Rules, rules and more rules... Just because you try to make a process fair doesn't mean folks aren't going to do everything they can to 'unfair' it in any way they can.
Such are my thoughts about the evidence emerging that Conservatives went more than a little over-the-top in trying to deluge the process of seat redistribution for Saskatchewan representation in the House of Commons.
In the bad old days, when prime ministers controlled the process of seat allocation, gerrymandering was pretty easy in Canada. Not only did John A Macdonald practice this assiduously, even his greatest admirer, Donald Creighton, admits that he did so.
But now we have a process that is, seemingly, hands-off. Decisions are made by independent tribunals. It's a vast improvement, but not perfect. The one key area of weakness are the commissions' democratic features - they seek public consultation. Sounds great.

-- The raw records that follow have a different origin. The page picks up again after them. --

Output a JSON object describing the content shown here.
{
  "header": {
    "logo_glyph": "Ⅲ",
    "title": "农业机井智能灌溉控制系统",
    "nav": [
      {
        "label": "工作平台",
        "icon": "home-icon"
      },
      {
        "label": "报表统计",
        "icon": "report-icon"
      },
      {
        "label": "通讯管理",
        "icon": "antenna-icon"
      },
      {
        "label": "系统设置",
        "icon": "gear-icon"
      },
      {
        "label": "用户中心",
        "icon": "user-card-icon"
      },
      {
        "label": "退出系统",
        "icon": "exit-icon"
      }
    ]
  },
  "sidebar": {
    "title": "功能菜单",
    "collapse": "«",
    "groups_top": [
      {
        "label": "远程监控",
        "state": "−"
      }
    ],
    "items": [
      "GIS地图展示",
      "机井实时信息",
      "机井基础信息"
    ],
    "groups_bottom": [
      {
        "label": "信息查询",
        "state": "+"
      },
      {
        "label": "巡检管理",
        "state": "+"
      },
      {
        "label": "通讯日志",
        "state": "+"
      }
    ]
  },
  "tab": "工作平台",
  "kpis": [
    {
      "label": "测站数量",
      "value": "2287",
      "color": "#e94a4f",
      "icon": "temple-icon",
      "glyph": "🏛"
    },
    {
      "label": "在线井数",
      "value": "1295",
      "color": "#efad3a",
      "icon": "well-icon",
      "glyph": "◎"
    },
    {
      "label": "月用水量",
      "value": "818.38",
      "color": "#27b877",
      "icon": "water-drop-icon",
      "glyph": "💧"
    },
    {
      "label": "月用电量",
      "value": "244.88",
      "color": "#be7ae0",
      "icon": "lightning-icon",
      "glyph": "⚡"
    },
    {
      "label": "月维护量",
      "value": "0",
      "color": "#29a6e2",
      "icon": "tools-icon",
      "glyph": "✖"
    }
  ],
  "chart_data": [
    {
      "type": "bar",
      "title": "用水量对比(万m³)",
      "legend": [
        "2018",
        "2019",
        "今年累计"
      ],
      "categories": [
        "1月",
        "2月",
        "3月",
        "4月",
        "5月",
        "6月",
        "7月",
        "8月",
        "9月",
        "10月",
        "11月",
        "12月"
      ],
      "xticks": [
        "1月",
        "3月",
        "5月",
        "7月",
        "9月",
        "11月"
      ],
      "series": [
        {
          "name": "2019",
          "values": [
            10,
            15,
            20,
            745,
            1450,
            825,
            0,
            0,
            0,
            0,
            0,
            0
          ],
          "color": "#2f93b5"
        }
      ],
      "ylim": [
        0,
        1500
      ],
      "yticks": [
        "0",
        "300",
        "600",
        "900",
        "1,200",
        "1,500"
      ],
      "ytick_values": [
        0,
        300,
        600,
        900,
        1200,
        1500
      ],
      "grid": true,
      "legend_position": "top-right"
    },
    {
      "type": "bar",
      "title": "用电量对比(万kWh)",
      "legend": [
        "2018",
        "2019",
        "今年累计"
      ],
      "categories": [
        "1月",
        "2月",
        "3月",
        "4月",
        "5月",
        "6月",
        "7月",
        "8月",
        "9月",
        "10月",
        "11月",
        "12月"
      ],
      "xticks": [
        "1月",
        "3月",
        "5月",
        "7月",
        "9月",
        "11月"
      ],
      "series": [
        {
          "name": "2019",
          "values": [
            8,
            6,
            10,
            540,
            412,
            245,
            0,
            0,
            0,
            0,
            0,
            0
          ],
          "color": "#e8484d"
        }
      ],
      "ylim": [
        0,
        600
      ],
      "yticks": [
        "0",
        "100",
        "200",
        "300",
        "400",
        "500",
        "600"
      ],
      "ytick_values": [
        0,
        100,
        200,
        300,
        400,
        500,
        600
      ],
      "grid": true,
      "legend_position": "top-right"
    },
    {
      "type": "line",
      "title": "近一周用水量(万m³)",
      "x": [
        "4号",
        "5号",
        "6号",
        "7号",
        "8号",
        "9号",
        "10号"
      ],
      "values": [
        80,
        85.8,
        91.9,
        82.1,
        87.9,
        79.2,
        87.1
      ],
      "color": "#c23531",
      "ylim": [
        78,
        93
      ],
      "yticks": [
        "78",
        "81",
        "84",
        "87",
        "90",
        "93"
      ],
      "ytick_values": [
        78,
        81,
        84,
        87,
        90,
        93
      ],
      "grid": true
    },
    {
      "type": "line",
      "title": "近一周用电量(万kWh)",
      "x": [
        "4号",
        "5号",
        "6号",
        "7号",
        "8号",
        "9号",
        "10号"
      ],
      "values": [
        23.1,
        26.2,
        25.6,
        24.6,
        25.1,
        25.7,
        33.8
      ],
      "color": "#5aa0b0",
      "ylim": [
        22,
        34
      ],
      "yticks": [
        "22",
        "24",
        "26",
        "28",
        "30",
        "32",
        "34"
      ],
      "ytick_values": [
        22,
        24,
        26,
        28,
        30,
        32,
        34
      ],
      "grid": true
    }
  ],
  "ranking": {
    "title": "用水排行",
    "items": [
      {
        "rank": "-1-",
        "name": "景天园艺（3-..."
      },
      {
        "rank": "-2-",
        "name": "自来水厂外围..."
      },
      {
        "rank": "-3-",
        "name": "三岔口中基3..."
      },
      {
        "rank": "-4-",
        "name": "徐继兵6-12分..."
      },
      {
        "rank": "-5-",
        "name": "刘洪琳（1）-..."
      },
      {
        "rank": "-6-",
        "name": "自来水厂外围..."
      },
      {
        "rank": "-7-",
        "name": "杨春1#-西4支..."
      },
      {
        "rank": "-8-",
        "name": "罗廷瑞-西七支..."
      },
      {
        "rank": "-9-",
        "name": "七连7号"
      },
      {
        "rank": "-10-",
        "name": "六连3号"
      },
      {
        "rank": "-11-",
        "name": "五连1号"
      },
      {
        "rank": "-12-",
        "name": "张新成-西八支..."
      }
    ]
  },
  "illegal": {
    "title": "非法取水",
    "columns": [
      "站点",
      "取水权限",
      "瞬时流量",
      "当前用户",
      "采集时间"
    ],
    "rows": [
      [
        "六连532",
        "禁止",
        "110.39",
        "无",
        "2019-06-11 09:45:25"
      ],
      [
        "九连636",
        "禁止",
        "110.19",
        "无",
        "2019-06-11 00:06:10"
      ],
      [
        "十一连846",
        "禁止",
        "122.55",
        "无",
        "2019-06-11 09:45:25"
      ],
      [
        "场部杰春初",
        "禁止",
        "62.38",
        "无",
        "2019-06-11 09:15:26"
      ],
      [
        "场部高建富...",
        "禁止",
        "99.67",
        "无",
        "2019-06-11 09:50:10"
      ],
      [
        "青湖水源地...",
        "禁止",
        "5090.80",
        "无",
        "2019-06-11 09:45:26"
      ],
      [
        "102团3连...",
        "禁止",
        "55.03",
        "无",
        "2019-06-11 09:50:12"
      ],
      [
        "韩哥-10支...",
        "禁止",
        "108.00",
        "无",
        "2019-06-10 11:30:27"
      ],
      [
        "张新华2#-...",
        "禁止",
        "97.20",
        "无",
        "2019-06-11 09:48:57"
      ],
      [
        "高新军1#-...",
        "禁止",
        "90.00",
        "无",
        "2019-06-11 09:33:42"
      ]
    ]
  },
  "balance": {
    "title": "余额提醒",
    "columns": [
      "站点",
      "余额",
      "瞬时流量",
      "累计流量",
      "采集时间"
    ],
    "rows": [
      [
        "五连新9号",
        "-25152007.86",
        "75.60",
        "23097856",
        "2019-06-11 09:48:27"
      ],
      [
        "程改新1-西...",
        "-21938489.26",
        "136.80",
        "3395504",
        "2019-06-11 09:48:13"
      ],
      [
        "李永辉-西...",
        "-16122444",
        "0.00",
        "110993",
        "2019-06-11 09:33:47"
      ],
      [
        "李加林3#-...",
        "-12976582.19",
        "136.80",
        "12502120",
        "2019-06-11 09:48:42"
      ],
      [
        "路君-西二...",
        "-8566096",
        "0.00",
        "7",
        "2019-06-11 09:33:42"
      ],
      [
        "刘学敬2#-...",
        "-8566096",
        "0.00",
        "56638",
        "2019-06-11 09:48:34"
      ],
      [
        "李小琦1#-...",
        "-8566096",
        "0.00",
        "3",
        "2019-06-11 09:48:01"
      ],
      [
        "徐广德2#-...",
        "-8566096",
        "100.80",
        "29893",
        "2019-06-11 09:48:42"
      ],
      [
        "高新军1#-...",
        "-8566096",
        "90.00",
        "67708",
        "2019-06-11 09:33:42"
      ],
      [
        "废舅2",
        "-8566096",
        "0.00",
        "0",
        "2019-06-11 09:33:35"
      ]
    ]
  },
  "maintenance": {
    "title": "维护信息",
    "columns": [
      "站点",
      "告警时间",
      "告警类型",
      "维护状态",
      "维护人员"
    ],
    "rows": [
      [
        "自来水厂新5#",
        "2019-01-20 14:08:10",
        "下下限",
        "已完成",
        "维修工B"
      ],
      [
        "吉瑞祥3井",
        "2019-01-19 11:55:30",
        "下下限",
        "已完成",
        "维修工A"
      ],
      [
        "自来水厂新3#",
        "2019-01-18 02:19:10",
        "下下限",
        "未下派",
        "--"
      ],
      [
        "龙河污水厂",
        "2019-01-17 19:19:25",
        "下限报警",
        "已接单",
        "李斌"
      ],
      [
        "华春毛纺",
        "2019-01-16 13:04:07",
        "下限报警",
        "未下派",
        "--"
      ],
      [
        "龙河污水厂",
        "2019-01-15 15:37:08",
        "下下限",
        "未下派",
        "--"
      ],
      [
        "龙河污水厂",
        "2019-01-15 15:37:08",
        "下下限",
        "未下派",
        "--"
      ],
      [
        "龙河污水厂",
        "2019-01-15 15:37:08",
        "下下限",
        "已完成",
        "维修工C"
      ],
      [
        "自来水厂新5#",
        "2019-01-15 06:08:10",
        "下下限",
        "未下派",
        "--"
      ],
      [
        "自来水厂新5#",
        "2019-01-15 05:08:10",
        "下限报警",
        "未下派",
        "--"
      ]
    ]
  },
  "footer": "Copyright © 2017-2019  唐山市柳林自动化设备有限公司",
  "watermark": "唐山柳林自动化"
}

But in reality, public consultation (kind of like comment forums online) are just an invitation for paid and volunteer party faithful to overload the process with arguments, all the while trying to put themselves off as 'the public'.
Over at Pundits' Guide there is an incredibly interesting account of the history of how we came to have the kind of system that we currently have (in the early 1960s) as well as the events currently going on in Saskatchewan. Definitely worth a read.